To do
Reproduce all records verbatim.

Material provided
=-=-=

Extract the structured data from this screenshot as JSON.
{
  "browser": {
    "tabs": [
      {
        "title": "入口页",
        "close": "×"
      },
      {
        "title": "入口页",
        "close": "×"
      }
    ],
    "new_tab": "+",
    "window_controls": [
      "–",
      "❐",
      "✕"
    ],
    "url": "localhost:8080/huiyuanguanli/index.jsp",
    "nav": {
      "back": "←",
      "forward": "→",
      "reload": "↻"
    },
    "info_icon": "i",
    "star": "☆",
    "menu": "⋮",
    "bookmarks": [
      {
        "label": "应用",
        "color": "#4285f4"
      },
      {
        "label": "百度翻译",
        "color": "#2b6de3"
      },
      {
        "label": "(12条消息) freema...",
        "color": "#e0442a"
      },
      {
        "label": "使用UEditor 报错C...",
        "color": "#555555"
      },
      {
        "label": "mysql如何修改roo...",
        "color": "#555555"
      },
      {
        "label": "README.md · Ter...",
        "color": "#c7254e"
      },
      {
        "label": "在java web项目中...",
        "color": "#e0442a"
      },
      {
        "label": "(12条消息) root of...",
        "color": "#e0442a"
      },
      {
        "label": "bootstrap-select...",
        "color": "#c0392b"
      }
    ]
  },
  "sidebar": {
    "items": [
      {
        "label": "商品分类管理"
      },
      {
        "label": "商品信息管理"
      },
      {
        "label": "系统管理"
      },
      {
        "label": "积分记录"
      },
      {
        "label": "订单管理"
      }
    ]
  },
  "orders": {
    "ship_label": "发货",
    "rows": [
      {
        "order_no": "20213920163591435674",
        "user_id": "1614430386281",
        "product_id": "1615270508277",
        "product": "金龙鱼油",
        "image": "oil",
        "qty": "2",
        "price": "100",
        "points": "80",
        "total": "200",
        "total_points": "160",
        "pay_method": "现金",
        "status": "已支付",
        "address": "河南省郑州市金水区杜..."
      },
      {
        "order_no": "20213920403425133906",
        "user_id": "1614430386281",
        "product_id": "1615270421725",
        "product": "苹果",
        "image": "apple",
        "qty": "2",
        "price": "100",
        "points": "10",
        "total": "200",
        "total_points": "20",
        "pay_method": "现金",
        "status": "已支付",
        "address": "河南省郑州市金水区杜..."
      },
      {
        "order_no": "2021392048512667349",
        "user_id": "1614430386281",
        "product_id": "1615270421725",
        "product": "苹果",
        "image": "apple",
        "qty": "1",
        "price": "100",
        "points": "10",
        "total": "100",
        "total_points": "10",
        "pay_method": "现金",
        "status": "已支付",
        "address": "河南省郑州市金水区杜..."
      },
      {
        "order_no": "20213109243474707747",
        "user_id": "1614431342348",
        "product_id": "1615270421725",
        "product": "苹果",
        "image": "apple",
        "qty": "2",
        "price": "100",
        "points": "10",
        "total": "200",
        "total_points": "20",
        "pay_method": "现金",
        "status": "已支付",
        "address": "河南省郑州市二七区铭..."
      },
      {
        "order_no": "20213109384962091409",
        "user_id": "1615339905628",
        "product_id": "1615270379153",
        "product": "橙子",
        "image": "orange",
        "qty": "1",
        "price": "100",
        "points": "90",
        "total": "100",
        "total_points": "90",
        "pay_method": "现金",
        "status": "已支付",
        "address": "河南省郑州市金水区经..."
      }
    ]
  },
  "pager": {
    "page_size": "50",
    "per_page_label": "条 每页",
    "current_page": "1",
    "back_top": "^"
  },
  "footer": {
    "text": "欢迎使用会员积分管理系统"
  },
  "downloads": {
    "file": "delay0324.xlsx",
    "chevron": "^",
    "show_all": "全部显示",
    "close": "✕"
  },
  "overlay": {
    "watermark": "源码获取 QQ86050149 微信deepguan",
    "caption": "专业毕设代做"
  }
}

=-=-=

Written answer
Extract the structured data from this screenshot as JSON.
{
  "browser": {
    "tabs": [
      {
        "title": "入口页",
        "close": "×"
      },
      {
        "title": "入口页",
        "close": "×"
      }
    ],
    "new_tab": "+",
    "window_controls": [
      "–",
      "❐",
      "✕"
    ],
    "url": "localhost:8080/huiyuanguanli/index.jsp",
    "nav": {
      "back": "←",
      "forward": "→",
      "reload": "↻"
    },
    "info_icon": "i",
    "star": "☆",
    "menu": "⋮",
    "bookmarks": [
      {
        "label": "应用",
        "color": "#4285f4"
      },
      {
        "label": "百度翻译",
        "color": "#2b6de3"
      },
      {
        "label": "(12条消息) freema...",
        "color": "#e0442a"
      },
      {
        "label": "使用UEditor 报错C...",
        "color": "#555555"
      },
      {
        "label": "mysql如何修改roo...",
        "color": "#555555"
      },
      {
        "label": "README.md · Ter...",
        "color": "#c7254e"
      },
      {
        "label": "在java web项目中...",
        "color": "#e0442a"
      },
      {
        "label": "(12条消息) root of...",
        "color": "#e0442a"
      },
      {
        "label": "bootstrap-select...",
        "color": "#c0392b"
      }
    ]
  },
  "sidebar": {
    "items": [
      {
        "label": "商品分类管理"
      },
      {
        "label": "商品信息管理"
      },
      {
        "label": "系统管理"
      },
      {
        "label": "积分记录"
      },
      {
        "label": "订单管理"
      }
    ]
  },
  "orders": {
    "ship_label": "发货",
    "rows": [
      {
        "order_no": "20213920163591435674",
        "user_id": "1614430386281",
        "product_id": "1615270508277",
        "product": "金龙鱼油",
        "image": "oil",
        "qty": "2",
        "price": "100",
        "points": "80",
        "total": "200",
        "total_points": "160",
        "pay_method": "现金",
        "status": "已支付",
        "address": "河南省郑州市金水区杜..."
      },
      {
        "order_no": "20213920403425133906",
        "user_id": "1614430386281",
        "product_id": "1615270421725",
        "product": "苹果",
        "image": "apple",
        "qty": "2",
        "price": "100",
        "points": "10",
        "total": "200",
        "total_points": "20",
        "pay_method": "现金",
        "status": "已支付",
        "address": "河南省郑州市金水区杜..."
      },
      {
        "order_no": "2021392048512667349",
        "user_id": "1614430386281",
        "product_id": "1615270421725",
        "product": "苹果",
        "image": "apple",
        "qty": "1",
        "price": "100",
        "points": "10",
        "total": "100",
        "total_points": "10",
        "pay_method": "现金",
        "status": "已支付",
        "address": "河南省郑州市金水区杜..."
      },
      {
        "order_no": "20213109243474707747",
        "user_id": "1614431342348",
        "product_id": "1615270421725",
        "product": "苹果",
        "image": "apple",
        "qty": "2",
        "price": "100",
        "points": "10",
        "total": "200",
        "total_points": "20",
        "pay_method": "现金",
        "status": "已支付",
        "address": "河南省郑州市二七区铭..."
      },
      {
        "order_no": "20213109384962091409",
        "user_id": "1615339905628",
        "product_id": "1615270379153",
        "product": "橙子",
        "image": "orange",
        "qty": "1",
        "price": "100",
        "points": "90",
        "total": "100",
        "total_points": "90",
        "pay_method": "现金",
        "status": "已支付",
        "address": "河南省郑州市金水区经..."
      }
    ]
  },
  "pager": {
    "page_size": "50",
    "per_page_label": "条 每页",
    "current_page": "1",
    "back_top": "^"
  },
  "footer": {
    "text": "欢迎使用会员积分管理系统"
  },
  "downloads": {
    "file": "delay0324.xlsx",
    "chevron": "^",
    "show_all": "全部显示",
    "close": "✕"
  },
  "overlay": {
    "watermark": "源码获取 QQ86050149 微信deepguan",
    "caption": "专业毕设代做"
  }
}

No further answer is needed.